→ DESCRIPTION OF THE TASK:
A faithful copy of the entries is needed, one that leaves out the pictures.

= Beginning of Section =

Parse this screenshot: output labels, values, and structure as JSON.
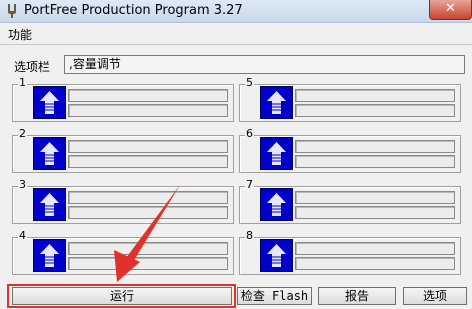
{
  "window": {
    "title": "PortFree Production Program 3.27",
    "close_glyph": "✕"
  },
  "menu": {
    "function_label": "功能"
  },
  "options": {
    "label": "选项栏",
    "value": ",容量调节"
  },
  "slots": [
    {
      "number": "1"
    },
    {
      "number": "2"
    },
    {
      "number": "3"
    },
    {
      "number": "4"
    },
    {
      "number": "5"
    },
    {
      "number": "6"
    },
    {
      "number": "7"
    },
    {
      "number": "8"
    }
  ],
  "buttons": {
    "run": "运行",
    "check_flash": "检查 Flash",
    "report": "报告",
    "options": "选项"
  },
  "icons": {
    "slot_icon": "up-arrow-icon",
    "app_icon": "tuning-fork-icon"
  },
  "colors": {
    "slot_icon_bg": "#0000c8",
    "annotation": "#e0322a"
  }
}
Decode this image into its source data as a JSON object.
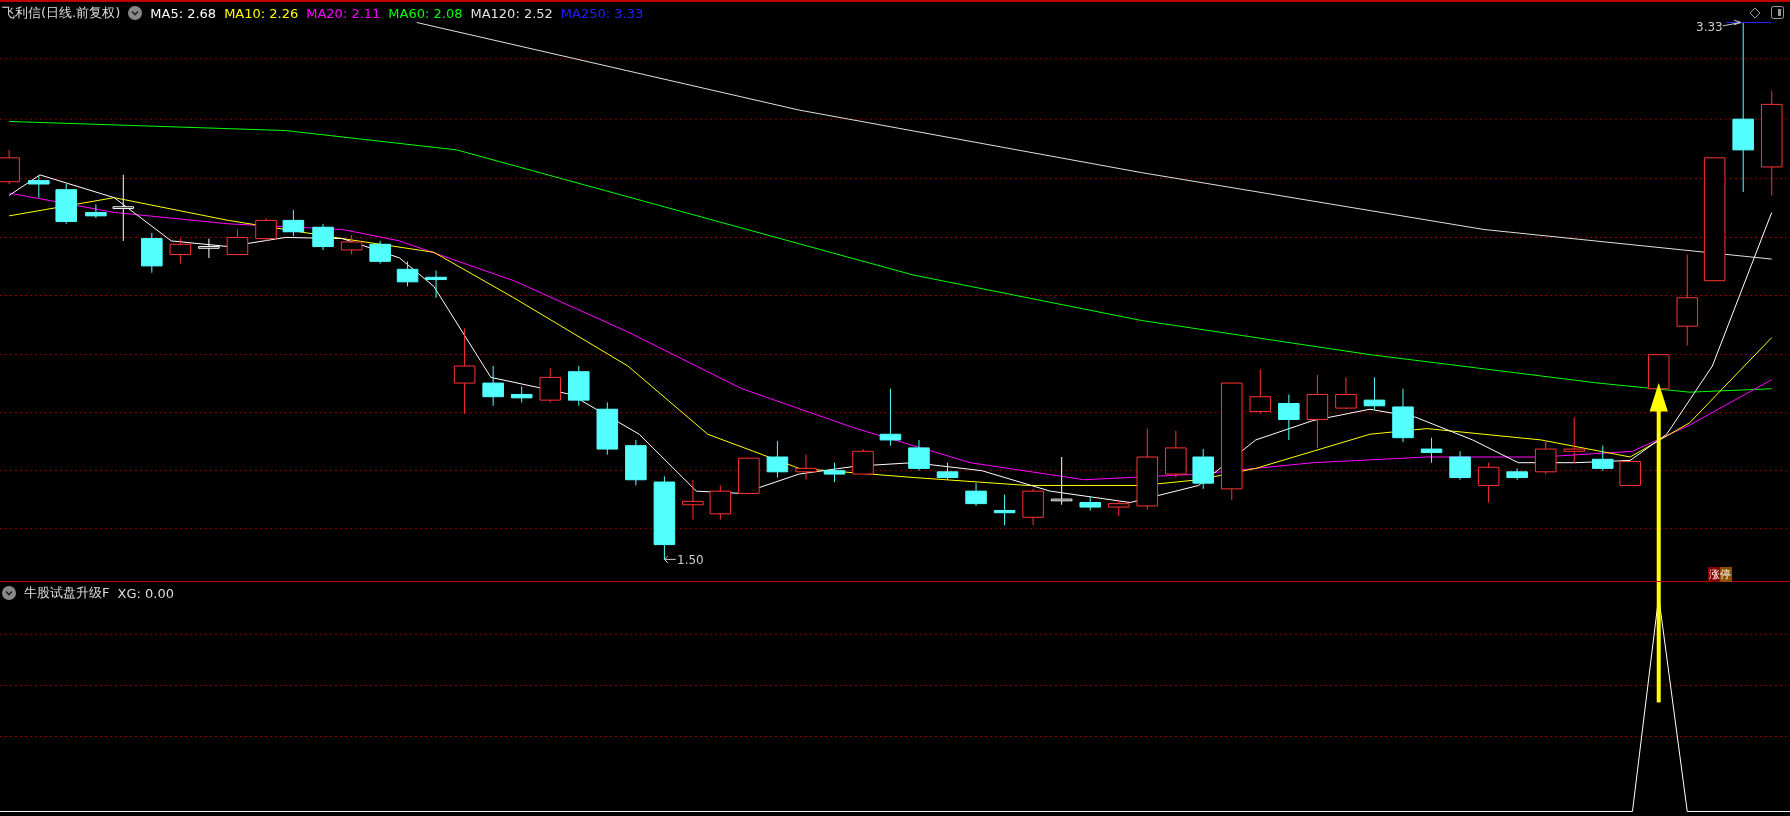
{
  "chart": {
    "title": "飞利信(日线.前复权)",
    "indicators": [
      {
        "label": "MA5: 2.68",
        "color": "#ffffff"
      },
      {
        "label": "MA10: 2.26",
        "color": "#ffff00"
      },
      {
        "label": "MA20: 2.11",
        "color": "#ff00ff"
      },
      {
        "label": "MA60: 2.08",
        "color": "#00ff00"
      },
      {
        "label": "MA120: 2.52",
        "color": "#e0e0e0"
      },
      {
        "label": "MA250: 3.33",
        "color": "#2020ff"
      }
    ],
    "high_label": "3.33",
    "low_label": "1.50",
    "limit_up_badge": "涨停"
  },
  "indicator_panel": {
    "name": "牛股试盘升级F",
    "value": "XG: 0.00"
  }
}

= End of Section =

→ WRITTEN SOLUTION:
Parse this screenshot: output labels, values, and structure as JSON.
{
  "window": {
    "title": "PortFree Production Program 3.27",
    "close_glyph": "✕"
  },
  "menu": {
    "function_label": "功能"
  },
  "options": {
    "label": "选项栏",
    "value": ",容量调节"
  },
  "slots": [
    {
      "number": "1"
    },
    {
      "number": "2"
    },
    {
      "number": "3"
    },
    {
      "number": "4"
    },
    {
      "number": "5"
    },
    {
      "number": "6"
    },
    {
      "number": "7"
    },
    {
      "number": "8"
    }
  ],
  "buttons": {
    "run": "运行",
    "check_flash": "检查 Flash",
    "report": "报告",
    "options": "选项"
  },
  "icons": {
    "slot_icon": "up-arrow-icon",
    "app_icon": "tuning-fork-icon"
  },
  "colors": {
    "slot_icon_bg": "#0000c8",
    "annotation": "#e0322a"
  }
}
Decode this image into its source data as a JSON object.
{
  "chart": {
    "title": "飞利信(日线.前复权)",
    "indicators": [
      {
        "label": "MA5: 2.68",
        "color": "#ffffff"
      },
      {
        "label": "MA10: 2.26",
        "color": "#ffff00"
      },
      {
        "label": "MA20: 2.11",
        "color": "#ff00ff"
      },
      {
        "label": "MA60: 2.08",
        "color": "#00ff00"
      },
      {
        "label": "MA120: 2.52",
        "color": "#e0e0e0"
      },
      {
        "label": "MA250: 3.33",
        "color": "#2020ff"
      }
    ],
    "high_label": "3.33",
    "low_label": "1.50",
    "limit_up_badge": "涨停"
  },
  "indicator_panel": {
    "name": "牛股试盘升级F",
    "value": "XG: 0.00"
  }
}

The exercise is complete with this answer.